Component data from apps and pages
——————————

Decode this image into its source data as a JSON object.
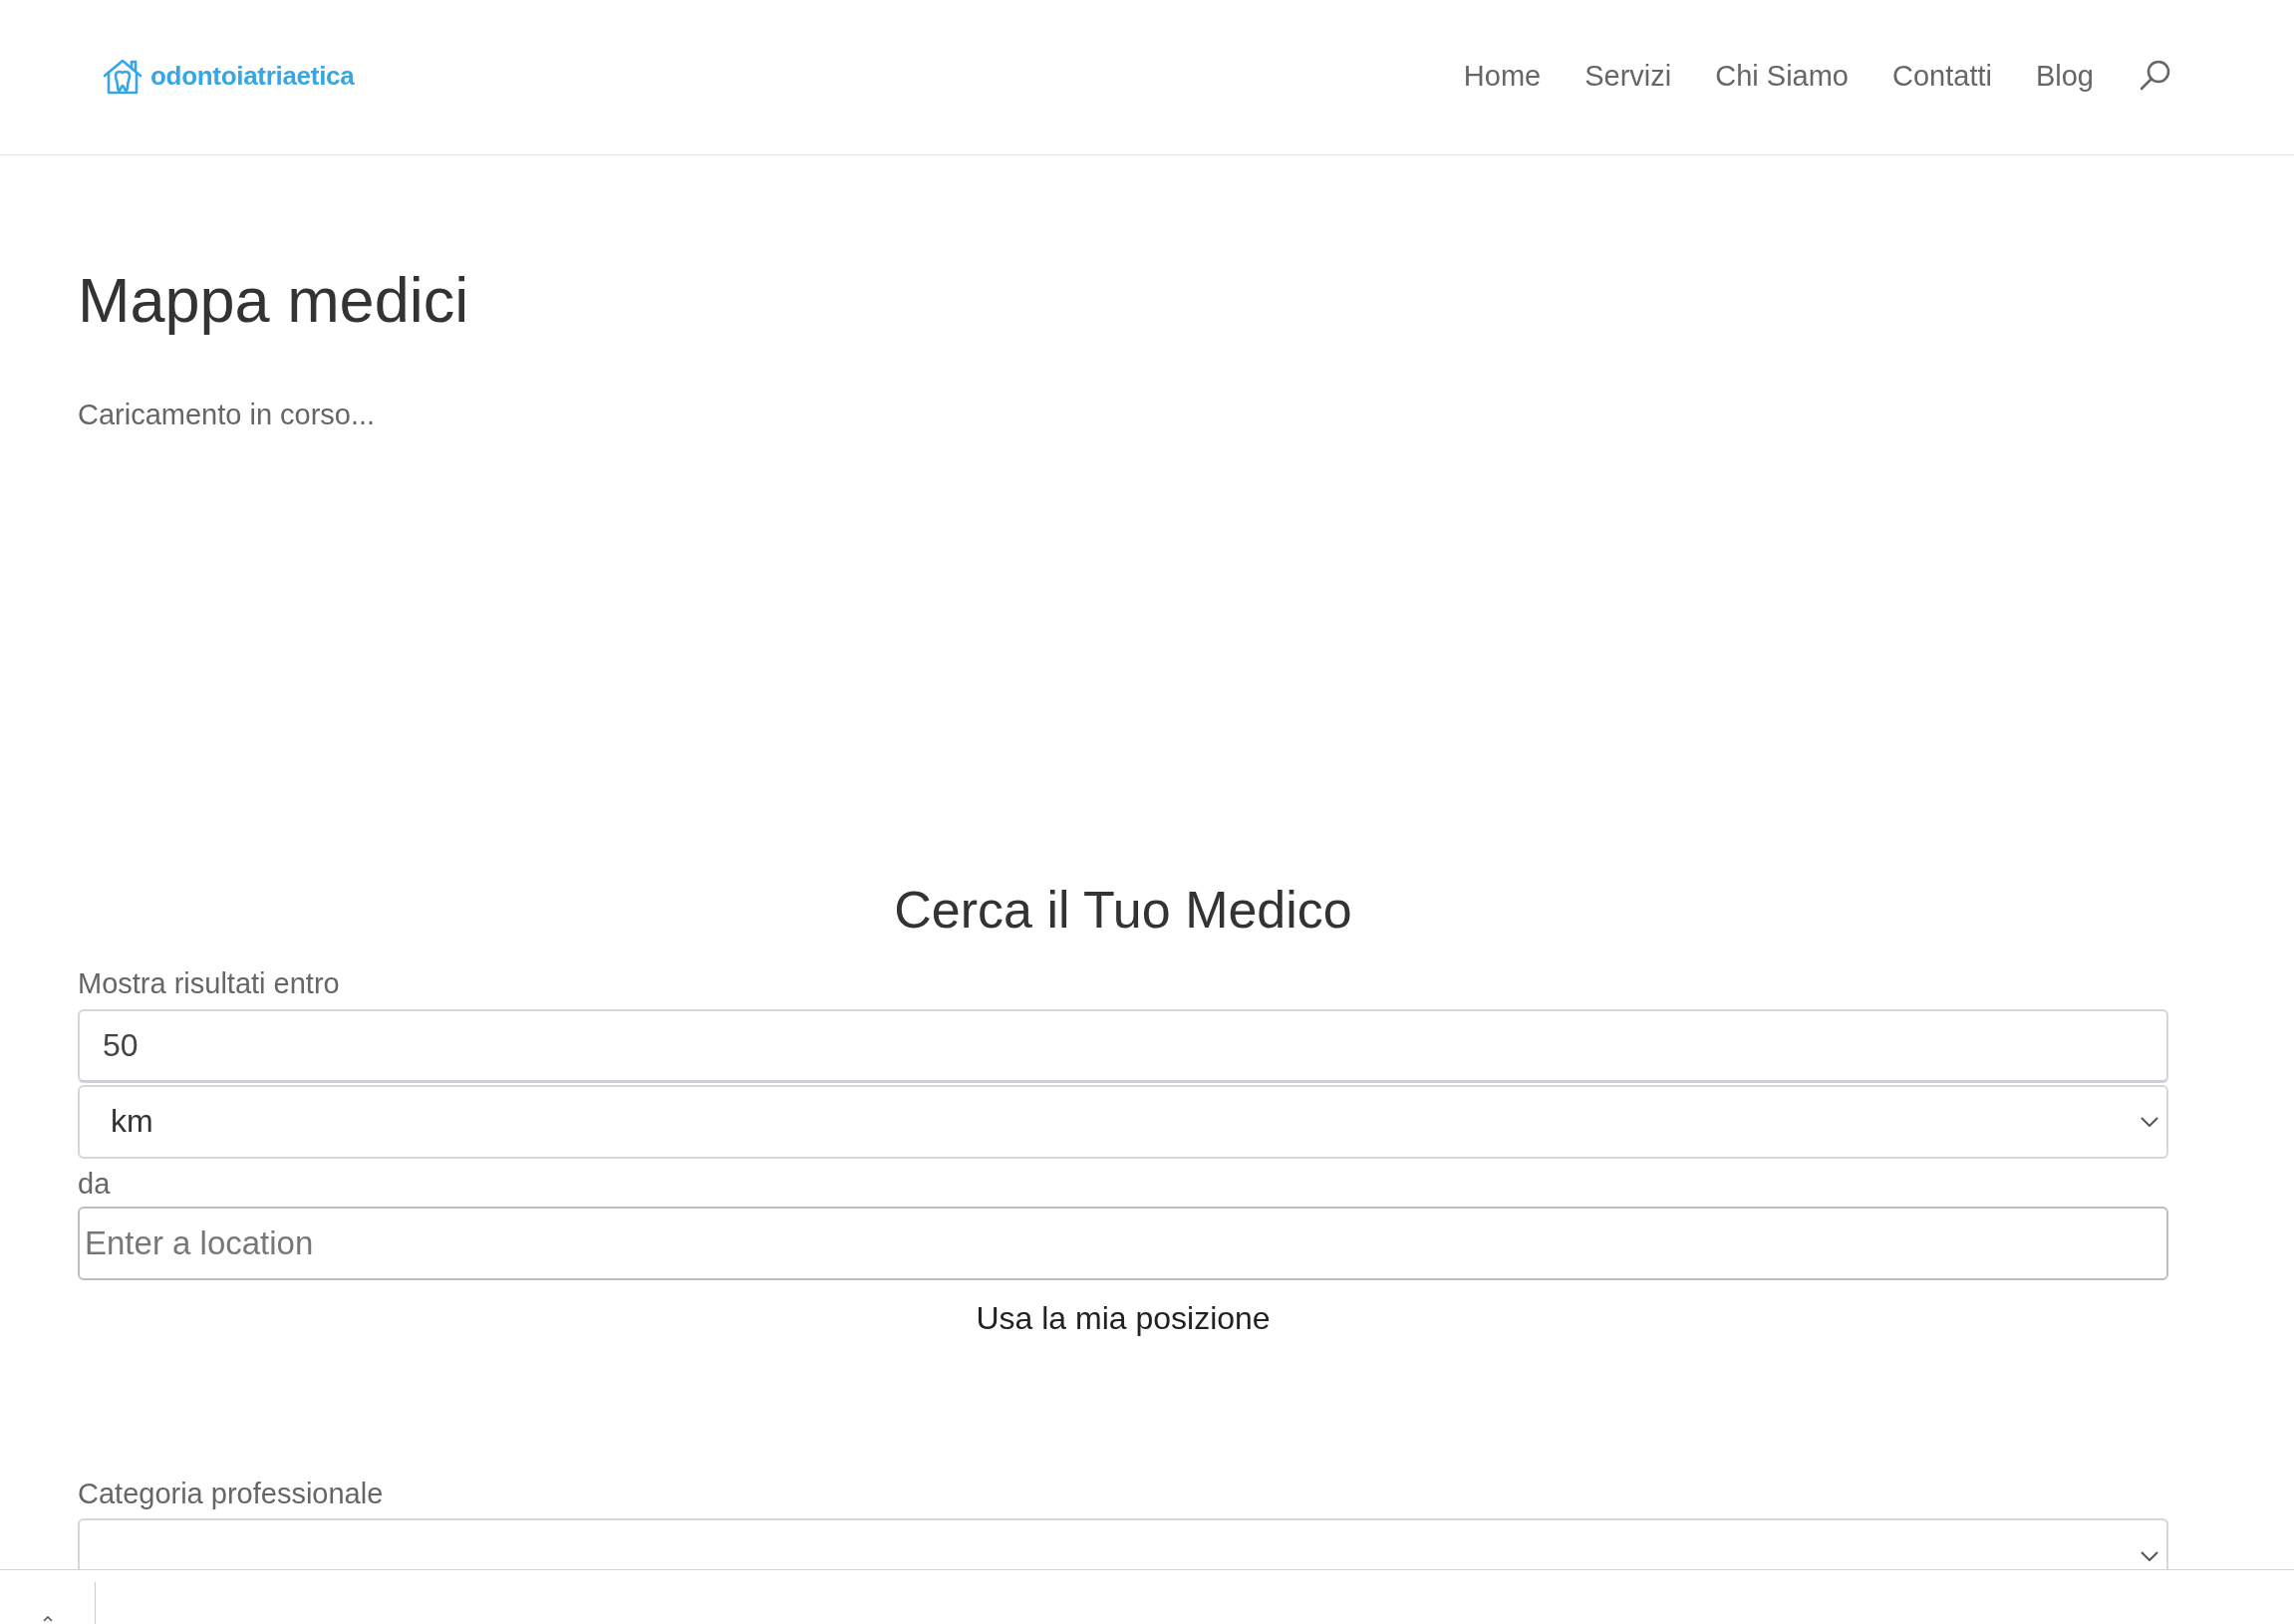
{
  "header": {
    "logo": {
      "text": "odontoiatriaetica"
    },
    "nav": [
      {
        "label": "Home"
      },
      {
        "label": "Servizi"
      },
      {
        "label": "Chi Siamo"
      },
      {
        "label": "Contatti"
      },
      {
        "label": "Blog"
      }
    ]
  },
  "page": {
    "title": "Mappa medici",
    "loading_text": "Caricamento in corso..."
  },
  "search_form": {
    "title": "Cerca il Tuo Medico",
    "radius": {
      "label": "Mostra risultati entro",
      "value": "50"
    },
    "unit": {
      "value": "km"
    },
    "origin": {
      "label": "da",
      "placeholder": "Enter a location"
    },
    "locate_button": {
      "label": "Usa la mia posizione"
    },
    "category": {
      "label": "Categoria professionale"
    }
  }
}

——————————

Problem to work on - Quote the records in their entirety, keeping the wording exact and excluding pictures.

Finished exercise -
Decode this image into its source data as a JSON object.
{
  "header": {
    "logo": {
      "text": "odontoiatriaetica"
    },
    "nav": [
      {
        "label": "Home"
      },
      {
        "label": "Servizi"
      },
      {
        "label": "Chi Siamo"
      },
      {
        "label": "Contatti"
      },
      {
        "label": "Blog"
      }
    ]
  },
  "page": {
    "title": "Mappa medici",
    "loading_text": "Caricamento in corso..."
  },
  "search_form": {
    "title": "Cerca il Tuo Medico",
    "radius": {
      "label": "Mostra risultati entro",
      "value": "50"
    },
    "unit": {
      "value": "km"
    },
    "origin": {
      "label": "da",
      "placeholder": "Enter a location"
    },
    "locate_button": {
      "label": "Usa la mia posizione"
    },
    "category": {
      "label": "Categoria professionale"
    }
  }
}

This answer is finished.